Valentina Tereshkova has been a lawmaker in the lower chamber of the Russian parliament since 2011. She is 84 years old.
This content is accurate and true to the best of the author’s knowledge and is not meant to substitute for formal and individualized advice from a qualified professional.
© 2021 Readmikenow
Readmikenow (author) on March 10, 2021:
Miebakagh Fiberesima from Port Harcourt, Rivers State, NIGERIA. on March 10, 2021:
Her achievement shows that women deserves respect. Thanks for the interesting article.
Readmikenow (author) on March 10, 2021:
Pam, I agree. She accomplished something amazing.
Pamela Oglesby from Sunny Florida on March 10, 2021:
This is a very good article about Valentina Tereshkova.

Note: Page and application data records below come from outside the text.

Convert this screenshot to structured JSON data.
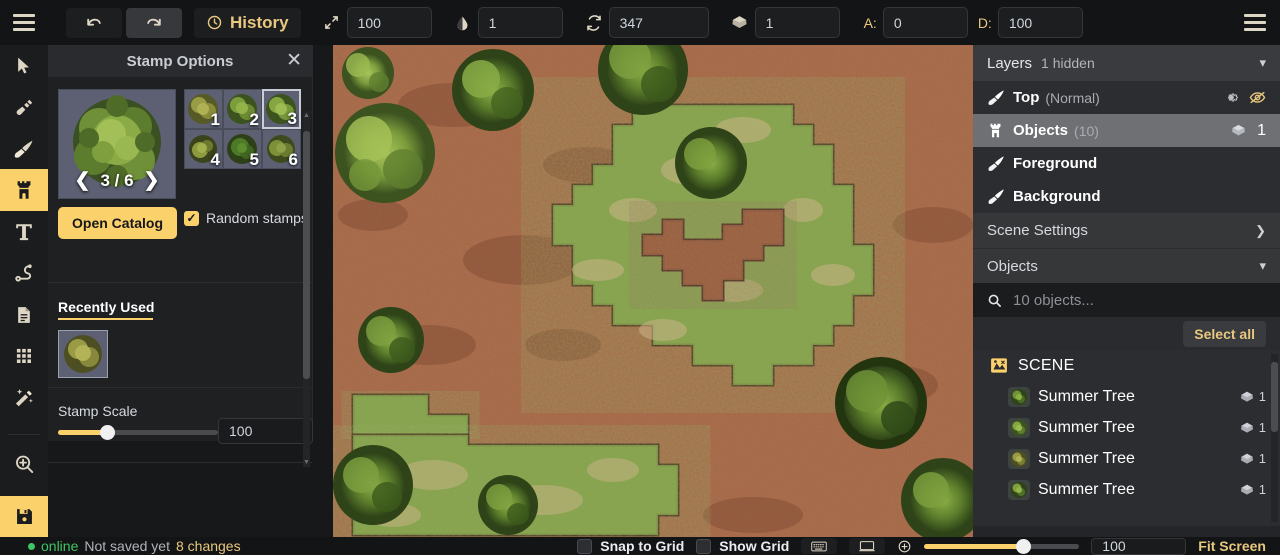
{
  "topbar": {
    "menu_icon": "hamburger-icon",
    "undo_label": "undo-icon",
    "redo_label": "redo-icon",
    "history_label": "History",
    "fields": [
      {
        "icon": "resize-arrows-icon",
        "value": "100"
      },
      {
        "icon": "opacity-drop-icon",
        "value": "1"
      },
      {
        "icon": "rotate-refresh-icon",
        "value": "347"
      },
      {
        "icon": "layers-diamond-icon",
        "value": "1"
      }
    ],
    "a_label": "A:",
    "a_value": "0",
    "d_label": "D:",
    "d_value": "100",
    "overflow_icon": "hamburger-icon"
  },
  "toolbar": {
    "tools": [
      {
        "name": "select-tool",
        "icon": "cursor-arrow-icon",
        "selected": false
      },
      {
        "name": "dig-tool",
        "icon": "shovel-icon",
        "selected": false
      },
      {
        "name": "paint-tool",
        "icon": "paintbrush-icon",
        "selected": false
      },
      {
        "name": "stamp-tool",
        "icon": "castle-tower-icon",
        "selected": true
      },
      {
        "name": "text-tool",
        "icon": "text-t-icon",
        "selected": false
      },
      {
        "name": "path-tool",
        "icon": "route-path-icon",
        "selected": false
      },
      {
        "name": "notes-tool",
        "icon": "document-icon",
        "selected": false
      },
      {
        "name": "grid-tool",
        "icon": "grid-dots-icon",
        "selected": false
      },
      {
        "name": "magic-tool",
        "icon": "magic-wand-icon",
        "selected": false
      }
    ],
    "bottom_tools": [
      {
        "name": "zoom-tool",
        "icon": "magnifier-plus-icon",
        "selected": false
      },
      {
        "name": "save-tool",
        "icon": "floppy-disk-icon",
        "selected": true
      }
    ]
  },
  "stamp_panel": {
    "title": "Stamp Options",
    "close_icon": "close-x-icon",
    "preview_counter": "3 / 6",
    "prev_icon": "chevron-left-icon",
    "next_icon": "chevron-right-icon",
    "thumbnails": [
      {
        "label": "1",
        "selected": false
      },
      {
        "label": "2",
        "selected": false
      },
      {
        "label": "3",
        "selected": true
      },
      {
        "label": "4",
        "selected": false
      },
      {
        "label": "5",
        "selected": false
      },
      {
        "label": "6",
        "selected": false
      }
    ],
    "open_catalog_label": "Open Catalog",
    "random_stamps_label": "Random stamps",
    "random_stamps_checked": true,
    "recently_used_label": "Recently Used",
    "stamp_scale_label": "Stamp Scale",
    "stamp_scale_value": "100"
  },
  "right_panel": {
    "layers_title": "Layers",
    "layers_subtitle": "1 hidden",
    "layers_collapse_icon": "chevron-down-icon",
    "layers": [
      {
        "name": "Top",
        "mode": "(Normal)",
        "icon": "paintbrush-icon",
        "selected": false,
        "gear_icon": "gear-icon",
        "hidden_icon": "eye-off-icon",
        "count": ""
      },
      {
        "name": "Objects",
        "mode": "(10)",
        "icon": "castle-tower-icon",
        "selected": true,
        "gear_icon": "",
        "hidden_icon": "",
        "count": "1"
      },
      {
        "name": "Foreground",
        "mode": "",
        "icon": "paintbrush-icon",
        "selected": false,
        "gear_icon": "",
        "hidden_icon": "",
        "count": ""
      },
      {
        "name": "Background",
        "mode": "",
        "icon": "paintbrush-icon",
        "selected": false,
        "gear_icon": "",
        "hidden_icon": "",
        "count": ""
      }
    ],
    "scene_settings_label": "Scene Settings",
    "scene_settings_icon": "chevron-right-icon",
    "objects_label": "Objects",
    "objects_collapse_icon": "chevron-down-icon",
    "search_icon": "search-icon",
    "search_placeholder": "10 objects...",
    "select_all_label": "Select all",
    "objects_tree": [
      {
        "name": "SCENE",
        "icon": "scene-icon",
        "count": "",
        "indent": 0
      },
      {
        "name": "Summer Tree",
        "icon": "tree-icon",
        "count": "1",
        "indent": 1
      },
      {
        "name": "Summer Tree",
        "icon": "tree-icon",
        "count": "1",
        "indent": 1
      },
      {
        "name": "Summer Tree",
        "icon": "tree-icon",
        "count": "1",
        "indent": 1
      },
      {
        "name": "Summer Tree",
        "icon": "tree-icon",
        "count": "1",
        "indent": 1
      }
    ]
  },
  "statusbar": {
    "online_label": "online",
    "saved_label": "Not saved yet",
    "changes_label": "8 changes",
    "snap_to_grid_label": "Snap to Grid",
    "snap_to_grid_checked": false,
    "show_grid_label": "Show Grid",
    "show_grid_checked": false,
    "keyboard_icon": "keyboard-icon",
    "screen_icon": "monitor-icon",
    "zoom_icon": "zoom-circle-icon",
    "zoom_value": "100",
    "fit_screen_label": "Fit Screen"
  },
  "colors": {
    "accent": "#fbd16b",
    "accent_text": "#e8c87e",
    "panel_bg": "#1f2022",
    "online": "#3fc463",
    "terrain_dirt": "#a8653f",
    "terrain_grass": "#7f9a46"
  }
}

She was sure one brave woman. I cannot imaging parachuting out 4 miles above the earth. I guess brave is really an understatement! Thanks for this excellent information, Mike.